--- PROBLEM TO WORK ON ---
Copy out each line of the material in which the word "ingredients" can be found.
○ ○ ○ ○
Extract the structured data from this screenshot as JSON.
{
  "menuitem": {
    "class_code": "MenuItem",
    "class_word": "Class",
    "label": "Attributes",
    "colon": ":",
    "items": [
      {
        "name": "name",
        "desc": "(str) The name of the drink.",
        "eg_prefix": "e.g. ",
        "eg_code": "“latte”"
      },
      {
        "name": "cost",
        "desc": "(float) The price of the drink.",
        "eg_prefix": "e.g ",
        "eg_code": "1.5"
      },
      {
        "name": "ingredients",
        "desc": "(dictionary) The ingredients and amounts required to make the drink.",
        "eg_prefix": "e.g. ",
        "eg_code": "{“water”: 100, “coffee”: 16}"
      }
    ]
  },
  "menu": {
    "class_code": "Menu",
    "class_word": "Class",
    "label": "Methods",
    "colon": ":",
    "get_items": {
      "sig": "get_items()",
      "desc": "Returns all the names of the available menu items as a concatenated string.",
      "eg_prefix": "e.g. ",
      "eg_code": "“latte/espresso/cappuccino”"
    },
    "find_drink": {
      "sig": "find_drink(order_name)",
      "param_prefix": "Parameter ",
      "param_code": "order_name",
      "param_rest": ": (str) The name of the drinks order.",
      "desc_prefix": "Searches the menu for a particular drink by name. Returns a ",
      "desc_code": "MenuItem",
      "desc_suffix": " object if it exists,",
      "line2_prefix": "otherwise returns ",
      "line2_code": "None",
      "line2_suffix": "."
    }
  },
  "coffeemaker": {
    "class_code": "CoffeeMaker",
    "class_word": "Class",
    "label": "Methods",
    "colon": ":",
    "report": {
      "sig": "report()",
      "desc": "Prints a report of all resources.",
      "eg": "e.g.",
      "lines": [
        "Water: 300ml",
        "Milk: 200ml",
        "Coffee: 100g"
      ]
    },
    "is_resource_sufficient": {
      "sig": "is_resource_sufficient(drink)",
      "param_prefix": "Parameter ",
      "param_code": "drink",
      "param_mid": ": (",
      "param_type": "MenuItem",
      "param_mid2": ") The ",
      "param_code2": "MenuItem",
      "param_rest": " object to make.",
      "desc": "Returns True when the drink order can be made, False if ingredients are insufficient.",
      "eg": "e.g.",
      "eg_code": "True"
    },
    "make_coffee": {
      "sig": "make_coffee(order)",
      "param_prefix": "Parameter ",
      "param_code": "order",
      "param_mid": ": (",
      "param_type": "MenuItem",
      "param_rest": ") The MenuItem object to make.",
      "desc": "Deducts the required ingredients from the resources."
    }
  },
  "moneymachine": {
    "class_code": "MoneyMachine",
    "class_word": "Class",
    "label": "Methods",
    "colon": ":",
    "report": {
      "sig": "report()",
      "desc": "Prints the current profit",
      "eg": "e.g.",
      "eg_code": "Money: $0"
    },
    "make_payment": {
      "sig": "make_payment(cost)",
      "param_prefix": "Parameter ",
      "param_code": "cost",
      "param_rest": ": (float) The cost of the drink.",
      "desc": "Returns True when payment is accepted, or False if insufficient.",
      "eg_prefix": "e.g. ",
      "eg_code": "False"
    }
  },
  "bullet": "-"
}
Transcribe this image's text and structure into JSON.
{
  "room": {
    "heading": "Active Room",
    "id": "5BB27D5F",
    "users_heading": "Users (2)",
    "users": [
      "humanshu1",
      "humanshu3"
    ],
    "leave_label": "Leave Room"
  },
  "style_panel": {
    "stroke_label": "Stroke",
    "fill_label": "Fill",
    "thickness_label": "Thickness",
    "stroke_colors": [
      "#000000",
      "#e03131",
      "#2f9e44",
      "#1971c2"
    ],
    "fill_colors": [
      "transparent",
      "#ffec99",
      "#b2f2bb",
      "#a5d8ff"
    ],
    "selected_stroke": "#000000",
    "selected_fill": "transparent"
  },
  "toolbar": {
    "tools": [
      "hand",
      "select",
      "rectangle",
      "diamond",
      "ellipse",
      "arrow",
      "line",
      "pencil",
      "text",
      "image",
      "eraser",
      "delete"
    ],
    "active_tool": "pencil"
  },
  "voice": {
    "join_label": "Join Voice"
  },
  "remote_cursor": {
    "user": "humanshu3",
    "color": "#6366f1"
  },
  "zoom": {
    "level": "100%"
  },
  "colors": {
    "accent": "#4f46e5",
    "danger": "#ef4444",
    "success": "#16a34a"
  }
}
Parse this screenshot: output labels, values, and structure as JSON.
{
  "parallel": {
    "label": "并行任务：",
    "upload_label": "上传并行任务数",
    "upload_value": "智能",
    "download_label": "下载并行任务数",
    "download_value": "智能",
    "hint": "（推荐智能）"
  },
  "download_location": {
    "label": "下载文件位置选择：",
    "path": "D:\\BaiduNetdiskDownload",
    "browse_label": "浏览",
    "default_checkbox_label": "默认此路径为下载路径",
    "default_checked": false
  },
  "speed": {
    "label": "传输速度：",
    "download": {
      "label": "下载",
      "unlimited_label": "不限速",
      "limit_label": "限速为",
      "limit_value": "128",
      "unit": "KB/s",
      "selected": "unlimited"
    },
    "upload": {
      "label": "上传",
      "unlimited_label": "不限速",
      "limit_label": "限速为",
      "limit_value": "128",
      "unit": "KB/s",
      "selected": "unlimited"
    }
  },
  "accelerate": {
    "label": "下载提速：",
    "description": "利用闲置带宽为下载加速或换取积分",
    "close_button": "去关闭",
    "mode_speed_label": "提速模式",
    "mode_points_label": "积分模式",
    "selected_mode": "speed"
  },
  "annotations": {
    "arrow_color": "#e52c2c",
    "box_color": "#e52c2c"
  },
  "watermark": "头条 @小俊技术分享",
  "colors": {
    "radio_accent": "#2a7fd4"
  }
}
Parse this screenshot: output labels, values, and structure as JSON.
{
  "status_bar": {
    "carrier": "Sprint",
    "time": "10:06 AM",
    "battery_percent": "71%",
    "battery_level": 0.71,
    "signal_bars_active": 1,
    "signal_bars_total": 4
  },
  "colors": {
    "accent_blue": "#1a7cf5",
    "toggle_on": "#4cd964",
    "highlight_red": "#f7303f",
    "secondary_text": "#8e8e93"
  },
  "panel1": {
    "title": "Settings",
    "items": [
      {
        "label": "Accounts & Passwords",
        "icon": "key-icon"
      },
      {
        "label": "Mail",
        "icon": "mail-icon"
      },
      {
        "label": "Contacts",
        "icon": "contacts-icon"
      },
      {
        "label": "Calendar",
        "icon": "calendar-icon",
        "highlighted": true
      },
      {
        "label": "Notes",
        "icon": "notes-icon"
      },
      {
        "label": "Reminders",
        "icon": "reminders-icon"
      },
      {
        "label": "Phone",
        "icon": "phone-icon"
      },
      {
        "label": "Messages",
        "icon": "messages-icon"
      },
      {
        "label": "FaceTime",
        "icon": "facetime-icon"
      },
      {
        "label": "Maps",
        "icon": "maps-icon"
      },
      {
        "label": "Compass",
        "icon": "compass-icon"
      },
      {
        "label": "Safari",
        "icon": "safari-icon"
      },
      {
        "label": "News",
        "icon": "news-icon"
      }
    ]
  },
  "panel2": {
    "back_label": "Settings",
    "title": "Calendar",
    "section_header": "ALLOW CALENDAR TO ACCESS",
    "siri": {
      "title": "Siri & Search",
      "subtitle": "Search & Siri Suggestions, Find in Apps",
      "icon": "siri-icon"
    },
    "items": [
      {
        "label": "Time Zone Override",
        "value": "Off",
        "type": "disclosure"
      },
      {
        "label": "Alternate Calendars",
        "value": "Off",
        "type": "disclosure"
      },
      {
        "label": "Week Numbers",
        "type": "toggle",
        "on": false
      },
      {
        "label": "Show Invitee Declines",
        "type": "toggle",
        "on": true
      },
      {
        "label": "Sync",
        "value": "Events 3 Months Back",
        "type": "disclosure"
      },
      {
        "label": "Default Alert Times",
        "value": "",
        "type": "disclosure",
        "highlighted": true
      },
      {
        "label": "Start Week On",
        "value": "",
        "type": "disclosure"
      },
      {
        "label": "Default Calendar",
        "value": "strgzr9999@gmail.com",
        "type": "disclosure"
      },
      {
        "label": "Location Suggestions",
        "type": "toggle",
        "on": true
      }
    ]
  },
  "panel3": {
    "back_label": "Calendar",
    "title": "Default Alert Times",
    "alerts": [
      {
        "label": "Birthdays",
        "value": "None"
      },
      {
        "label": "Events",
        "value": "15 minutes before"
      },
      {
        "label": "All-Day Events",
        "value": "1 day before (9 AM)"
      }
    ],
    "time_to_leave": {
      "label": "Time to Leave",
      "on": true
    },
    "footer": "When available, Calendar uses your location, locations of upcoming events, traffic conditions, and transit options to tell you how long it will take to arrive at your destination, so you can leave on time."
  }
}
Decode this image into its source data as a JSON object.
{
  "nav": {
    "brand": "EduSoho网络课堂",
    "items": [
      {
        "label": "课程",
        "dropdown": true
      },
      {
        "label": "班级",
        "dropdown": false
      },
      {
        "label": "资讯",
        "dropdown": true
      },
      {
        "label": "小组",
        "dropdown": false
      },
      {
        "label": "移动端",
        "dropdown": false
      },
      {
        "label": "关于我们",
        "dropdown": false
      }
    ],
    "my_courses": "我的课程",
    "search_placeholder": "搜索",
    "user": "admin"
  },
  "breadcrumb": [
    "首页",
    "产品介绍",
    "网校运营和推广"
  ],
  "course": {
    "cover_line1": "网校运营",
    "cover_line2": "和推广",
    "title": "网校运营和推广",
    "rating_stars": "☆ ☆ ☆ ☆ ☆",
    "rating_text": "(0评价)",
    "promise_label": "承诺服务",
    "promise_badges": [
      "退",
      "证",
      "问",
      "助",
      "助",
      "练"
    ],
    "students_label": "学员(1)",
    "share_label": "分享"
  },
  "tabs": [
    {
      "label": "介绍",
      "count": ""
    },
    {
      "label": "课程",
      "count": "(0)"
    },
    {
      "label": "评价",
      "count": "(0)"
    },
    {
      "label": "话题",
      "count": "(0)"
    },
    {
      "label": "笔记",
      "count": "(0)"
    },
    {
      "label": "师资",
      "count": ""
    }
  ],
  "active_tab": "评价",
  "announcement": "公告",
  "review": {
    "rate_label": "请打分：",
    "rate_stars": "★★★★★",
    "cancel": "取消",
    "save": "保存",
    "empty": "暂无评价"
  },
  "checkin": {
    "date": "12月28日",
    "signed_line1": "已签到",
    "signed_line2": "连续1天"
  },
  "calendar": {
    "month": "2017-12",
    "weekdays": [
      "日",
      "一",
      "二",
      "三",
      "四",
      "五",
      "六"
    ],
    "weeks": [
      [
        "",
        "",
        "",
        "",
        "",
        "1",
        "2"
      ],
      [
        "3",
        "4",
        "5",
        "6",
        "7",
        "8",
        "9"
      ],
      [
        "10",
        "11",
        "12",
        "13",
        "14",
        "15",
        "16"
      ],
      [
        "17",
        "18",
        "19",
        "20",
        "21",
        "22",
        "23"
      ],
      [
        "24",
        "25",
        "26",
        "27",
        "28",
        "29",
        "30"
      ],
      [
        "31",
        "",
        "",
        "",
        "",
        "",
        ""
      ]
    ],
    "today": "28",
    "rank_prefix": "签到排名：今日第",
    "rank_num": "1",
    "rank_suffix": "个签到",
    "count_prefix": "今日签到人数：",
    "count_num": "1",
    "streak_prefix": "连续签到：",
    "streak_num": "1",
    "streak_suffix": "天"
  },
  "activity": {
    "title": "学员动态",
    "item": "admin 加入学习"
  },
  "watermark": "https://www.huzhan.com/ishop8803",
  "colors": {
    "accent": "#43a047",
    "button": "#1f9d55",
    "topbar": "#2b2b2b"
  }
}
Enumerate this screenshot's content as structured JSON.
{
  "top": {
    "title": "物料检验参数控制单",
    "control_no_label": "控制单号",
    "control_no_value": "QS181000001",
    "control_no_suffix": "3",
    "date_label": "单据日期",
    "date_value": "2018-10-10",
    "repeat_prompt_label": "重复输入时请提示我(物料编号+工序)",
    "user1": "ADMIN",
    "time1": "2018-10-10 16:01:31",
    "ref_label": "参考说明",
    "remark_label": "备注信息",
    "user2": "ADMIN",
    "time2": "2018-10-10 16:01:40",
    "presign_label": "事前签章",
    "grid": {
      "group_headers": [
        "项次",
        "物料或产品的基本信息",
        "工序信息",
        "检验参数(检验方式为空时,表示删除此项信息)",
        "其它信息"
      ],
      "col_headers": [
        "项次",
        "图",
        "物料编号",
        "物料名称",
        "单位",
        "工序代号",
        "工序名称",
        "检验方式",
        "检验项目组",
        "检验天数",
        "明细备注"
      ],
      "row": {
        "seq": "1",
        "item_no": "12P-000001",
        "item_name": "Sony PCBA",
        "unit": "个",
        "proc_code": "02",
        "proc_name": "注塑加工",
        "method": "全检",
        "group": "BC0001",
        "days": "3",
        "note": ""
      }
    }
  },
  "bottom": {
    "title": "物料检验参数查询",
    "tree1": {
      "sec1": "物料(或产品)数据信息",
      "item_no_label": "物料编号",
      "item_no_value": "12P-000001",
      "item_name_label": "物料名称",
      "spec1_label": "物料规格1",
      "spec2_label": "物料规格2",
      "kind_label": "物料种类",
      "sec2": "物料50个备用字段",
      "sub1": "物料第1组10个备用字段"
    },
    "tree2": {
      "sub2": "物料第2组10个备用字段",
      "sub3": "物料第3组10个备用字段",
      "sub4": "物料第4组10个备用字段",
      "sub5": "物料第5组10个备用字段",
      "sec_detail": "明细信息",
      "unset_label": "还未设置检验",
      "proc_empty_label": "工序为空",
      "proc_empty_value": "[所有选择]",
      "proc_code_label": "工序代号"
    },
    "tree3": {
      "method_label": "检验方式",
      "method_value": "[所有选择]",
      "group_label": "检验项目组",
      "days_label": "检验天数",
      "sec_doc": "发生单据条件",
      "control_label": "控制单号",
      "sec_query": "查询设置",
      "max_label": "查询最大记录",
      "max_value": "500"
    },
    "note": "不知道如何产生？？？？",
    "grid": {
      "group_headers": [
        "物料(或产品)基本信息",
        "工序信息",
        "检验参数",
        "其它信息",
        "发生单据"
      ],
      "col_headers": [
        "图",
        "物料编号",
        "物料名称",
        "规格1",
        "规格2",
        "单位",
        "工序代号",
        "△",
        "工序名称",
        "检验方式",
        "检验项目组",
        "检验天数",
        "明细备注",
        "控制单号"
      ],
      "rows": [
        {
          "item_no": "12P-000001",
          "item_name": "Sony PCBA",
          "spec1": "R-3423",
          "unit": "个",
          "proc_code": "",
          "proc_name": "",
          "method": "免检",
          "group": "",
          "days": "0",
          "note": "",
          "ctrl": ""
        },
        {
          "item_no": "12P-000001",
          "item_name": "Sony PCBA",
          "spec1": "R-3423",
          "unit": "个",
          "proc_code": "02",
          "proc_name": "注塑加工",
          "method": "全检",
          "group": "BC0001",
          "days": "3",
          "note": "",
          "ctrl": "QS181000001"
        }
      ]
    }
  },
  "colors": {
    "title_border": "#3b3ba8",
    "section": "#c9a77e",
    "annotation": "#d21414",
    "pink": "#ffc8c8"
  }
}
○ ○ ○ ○
--- EXERCISE OUTPUT ---
        "name": "ingredients",
        "desc": "(dictionary) The ingredients and amounts required to make the drink.",
      "desc": "Returns True when the drink order can be made, False if ingredients are insufficient.",
      "desc": "Deducts the required ingredients from the resources."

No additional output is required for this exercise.